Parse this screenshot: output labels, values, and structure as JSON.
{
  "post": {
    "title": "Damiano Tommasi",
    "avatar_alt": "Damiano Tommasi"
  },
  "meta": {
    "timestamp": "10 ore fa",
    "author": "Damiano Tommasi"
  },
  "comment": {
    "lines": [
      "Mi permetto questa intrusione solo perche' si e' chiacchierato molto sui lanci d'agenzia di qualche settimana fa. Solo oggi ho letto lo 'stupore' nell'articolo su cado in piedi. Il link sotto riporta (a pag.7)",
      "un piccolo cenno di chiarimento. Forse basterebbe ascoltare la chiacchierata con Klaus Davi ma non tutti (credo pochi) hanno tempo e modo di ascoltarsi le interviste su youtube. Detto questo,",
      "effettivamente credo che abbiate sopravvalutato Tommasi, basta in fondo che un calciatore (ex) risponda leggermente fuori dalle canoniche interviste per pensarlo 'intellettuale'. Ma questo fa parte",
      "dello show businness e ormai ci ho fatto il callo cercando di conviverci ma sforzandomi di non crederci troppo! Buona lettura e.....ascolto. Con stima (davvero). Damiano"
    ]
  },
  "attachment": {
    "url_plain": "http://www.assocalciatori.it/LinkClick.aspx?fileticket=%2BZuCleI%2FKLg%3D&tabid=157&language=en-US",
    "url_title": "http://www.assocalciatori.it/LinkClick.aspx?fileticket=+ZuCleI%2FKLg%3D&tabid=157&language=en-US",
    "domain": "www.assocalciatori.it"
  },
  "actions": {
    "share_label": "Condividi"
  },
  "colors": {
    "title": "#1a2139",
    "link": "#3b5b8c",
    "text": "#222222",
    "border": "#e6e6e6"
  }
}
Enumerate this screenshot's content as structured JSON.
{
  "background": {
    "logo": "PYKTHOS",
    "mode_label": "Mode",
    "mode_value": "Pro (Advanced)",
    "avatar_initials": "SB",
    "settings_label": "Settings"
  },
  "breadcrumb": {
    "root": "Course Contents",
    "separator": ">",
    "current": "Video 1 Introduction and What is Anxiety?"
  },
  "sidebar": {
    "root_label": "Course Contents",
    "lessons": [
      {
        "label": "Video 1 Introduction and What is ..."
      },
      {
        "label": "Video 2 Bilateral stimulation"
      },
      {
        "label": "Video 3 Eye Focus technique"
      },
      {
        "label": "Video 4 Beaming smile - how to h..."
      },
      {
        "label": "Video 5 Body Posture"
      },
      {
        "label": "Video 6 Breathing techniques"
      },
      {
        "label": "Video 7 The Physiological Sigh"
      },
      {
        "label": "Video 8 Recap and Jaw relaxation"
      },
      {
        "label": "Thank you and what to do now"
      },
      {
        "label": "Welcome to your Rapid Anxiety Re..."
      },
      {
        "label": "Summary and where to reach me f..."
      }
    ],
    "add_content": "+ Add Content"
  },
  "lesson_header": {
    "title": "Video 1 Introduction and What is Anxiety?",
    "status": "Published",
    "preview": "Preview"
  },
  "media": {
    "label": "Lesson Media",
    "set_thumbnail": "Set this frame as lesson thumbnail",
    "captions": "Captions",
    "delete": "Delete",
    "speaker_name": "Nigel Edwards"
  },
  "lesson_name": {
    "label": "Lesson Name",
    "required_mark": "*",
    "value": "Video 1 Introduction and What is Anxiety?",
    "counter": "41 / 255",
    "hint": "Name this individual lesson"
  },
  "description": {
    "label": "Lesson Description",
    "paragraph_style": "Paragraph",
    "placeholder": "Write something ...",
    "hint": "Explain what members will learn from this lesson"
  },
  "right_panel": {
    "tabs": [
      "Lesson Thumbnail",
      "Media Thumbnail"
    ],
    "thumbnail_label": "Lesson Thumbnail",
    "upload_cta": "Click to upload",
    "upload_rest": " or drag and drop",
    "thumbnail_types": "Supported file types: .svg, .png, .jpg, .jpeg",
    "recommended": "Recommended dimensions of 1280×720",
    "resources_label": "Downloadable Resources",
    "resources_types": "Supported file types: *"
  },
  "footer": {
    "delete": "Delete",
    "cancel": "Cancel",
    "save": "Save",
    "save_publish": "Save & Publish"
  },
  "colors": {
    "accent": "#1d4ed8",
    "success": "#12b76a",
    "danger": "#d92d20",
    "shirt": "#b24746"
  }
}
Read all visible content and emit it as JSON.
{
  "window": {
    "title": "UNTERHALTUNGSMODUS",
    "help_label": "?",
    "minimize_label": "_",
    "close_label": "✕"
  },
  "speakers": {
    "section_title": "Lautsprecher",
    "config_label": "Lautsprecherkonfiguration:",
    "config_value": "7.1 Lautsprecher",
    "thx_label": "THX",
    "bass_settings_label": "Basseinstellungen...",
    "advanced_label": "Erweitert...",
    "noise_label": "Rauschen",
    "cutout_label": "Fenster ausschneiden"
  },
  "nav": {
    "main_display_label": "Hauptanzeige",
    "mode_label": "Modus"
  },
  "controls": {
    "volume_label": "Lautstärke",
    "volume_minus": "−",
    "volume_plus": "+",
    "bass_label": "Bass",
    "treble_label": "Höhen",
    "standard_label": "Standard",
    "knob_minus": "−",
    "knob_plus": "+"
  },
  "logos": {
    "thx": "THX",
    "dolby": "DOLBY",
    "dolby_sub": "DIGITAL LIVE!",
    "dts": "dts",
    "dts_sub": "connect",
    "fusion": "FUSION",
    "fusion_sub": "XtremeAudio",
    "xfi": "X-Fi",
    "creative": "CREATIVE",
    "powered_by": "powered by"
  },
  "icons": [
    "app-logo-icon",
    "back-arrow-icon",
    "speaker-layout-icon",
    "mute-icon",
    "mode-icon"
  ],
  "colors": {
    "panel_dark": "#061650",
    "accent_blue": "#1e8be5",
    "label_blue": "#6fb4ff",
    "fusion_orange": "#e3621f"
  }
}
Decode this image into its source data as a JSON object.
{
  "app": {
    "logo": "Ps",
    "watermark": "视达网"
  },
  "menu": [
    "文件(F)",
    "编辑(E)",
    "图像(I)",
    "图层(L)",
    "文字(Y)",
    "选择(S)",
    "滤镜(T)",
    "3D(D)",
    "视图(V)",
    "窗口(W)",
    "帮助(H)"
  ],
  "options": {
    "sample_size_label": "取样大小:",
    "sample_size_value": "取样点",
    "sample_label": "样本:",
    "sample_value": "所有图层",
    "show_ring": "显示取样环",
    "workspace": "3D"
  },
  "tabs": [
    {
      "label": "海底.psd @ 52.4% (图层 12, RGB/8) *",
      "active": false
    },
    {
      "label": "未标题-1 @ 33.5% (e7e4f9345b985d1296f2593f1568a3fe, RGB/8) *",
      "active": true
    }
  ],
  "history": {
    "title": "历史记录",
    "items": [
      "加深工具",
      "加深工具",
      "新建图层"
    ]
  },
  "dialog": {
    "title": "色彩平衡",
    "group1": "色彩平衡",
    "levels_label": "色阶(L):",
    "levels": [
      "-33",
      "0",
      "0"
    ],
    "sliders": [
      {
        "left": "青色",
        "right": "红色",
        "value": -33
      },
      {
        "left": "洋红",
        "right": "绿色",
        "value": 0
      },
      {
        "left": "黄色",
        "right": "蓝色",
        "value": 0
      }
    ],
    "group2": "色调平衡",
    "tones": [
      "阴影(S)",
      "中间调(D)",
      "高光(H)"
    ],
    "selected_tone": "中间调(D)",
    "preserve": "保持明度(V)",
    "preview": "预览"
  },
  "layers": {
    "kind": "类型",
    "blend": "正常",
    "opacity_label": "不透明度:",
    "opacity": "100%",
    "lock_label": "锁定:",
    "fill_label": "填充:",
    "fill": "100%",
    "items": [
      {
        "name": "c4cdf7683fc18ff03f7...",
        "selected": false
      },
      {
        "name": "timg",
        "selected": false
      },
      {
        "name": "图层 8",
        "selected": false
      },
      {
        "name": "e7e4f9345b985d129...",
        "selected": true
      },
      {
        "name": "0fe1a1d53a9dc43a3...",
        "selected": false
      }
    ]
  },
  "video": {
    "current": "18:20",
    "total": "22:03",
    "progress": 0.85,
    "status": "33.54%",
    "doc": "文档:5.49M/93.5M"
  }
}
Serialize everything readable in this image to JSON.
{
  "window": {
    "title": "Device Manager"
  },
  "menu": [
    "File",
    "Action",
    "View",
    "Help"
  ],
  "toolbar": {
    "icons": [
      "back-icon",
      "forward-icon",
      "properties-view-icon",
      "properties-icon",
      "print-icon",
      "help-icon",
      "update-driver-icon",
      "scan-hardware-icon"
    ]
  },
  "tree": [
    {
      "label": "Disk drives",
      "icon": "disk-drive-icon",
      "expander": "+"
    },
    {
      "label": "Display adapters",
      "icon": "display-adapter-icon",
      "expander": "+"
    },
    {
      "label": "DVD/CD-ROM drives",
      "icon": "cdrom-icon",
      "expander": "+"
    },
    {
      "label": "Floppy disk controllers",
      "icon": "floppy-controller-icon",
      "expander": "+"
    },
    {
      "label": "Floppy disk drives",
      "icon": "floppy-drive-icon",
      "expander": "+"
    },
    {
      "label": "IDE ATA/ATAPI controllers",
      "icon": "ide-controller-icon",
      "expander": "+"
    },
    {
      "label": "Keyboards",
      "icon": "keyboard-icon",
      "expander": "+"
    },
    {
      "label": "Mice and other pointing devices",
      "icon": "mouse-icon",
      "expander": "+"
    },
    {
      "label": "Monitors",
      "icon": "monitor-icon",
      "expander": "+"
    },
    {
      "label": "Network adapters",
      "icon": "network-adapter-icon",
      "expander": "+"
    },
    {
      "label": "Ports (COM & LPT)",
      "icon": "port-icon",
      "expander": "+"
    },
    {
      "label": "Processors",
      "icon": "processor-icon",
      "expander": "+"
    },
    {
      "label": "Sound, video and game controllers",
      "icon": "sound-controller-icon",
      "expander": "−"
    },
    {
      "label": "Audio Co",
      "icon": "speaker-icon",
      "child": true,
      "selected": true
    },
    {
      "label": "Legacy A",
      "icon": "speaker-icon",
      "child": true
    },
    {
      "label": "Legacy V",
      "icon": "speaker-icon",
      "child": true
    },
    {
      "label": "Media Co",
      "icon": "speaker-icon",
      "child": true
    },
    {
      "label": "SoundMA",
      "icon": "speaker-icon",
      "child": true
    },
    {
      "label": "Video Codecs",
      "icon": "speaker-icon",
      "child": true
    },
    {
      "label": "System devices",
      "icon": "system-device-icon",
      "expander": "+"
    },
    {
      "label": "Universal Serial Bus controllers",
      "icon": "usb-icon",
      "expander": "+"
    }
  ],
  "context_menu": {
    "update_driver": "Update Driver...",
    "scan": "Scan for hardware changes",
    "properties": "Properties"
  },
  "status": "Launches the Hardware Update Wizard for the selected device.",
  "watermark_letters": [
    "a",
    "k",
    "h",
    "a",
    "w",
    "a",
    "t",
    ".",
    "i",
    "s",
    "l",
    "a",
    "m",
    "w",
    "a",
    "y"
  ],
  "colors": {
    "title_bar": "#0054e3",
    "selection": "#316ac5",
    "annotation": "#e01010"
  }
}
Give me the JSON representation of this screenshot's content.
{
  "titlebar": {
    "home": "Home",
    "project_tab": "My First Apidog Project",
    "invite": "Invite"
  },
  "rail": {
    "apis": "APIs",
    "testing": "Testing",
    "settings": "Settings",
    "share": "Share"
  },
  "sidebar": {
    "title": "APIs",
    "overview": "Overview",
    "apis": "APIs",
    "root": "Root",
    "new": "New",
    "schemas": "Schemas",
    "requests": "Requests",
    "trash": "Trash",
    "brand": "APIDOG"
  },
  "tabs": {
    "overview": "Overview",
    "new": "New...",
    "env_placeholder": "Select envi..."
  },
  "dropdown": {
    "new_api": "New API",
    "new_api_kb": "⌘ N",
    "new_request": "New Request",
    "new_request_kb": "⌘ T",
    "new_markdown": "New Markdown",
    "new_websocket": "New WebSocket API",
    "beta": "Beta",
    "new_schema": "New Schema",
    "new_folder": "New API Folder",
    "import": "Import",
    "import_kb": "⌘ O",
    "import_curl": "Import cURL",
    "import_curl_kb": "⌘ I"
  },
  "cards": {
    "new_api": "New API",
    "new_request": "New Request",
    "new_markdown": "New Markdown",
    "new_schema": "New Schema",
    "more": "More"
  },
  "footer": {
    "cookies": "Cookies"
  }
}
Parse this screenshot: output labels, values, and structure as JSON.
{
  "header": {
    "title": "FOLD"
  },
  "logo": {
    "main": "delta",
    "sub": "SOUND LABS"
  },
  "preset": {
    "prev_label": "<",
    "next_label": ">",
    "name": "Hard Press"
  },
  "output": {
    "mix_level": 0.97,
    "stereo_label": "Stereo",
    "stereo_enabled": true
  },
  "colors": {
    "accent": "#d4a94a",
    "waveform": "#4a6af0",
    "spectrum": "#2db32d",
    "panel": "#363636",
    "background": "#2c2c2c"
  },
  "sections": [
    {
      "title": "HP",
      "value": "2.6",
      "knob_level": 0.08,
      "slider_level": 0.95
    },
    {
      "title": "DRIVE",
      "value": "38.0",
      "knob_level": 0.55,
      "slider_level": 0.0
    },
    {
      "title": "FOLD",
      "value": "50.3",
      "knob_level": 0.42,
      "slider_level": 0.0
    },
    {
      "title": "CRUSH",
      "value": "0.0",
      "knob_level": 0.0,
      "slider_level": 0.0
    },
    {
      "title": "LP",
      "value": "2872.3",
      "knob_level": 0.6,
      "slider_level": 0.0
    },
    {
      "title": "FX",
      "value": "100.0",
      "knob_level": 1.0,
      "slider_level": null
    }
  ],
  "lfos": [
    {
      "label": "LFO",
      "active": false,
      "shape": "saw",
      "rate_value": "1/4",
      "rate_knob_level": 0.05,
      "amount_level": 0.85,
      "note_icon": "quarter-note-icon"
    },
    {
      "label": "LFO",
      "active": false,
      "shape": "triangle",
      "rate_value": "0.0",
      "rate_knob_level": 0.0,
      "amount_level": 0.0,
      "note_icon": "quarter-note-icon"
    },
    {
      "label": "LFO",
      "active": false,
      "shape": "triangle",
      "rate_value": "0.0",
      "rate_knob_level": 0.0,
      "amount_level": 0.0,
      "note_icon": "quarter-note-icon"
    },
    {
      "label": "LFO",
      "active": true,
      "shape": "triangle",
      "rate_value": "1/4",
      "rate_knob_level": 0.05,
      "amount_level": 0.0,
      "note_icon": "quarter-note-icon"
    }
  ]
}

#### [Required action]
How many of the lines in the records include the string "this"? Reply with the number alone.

#### [Finished task]
9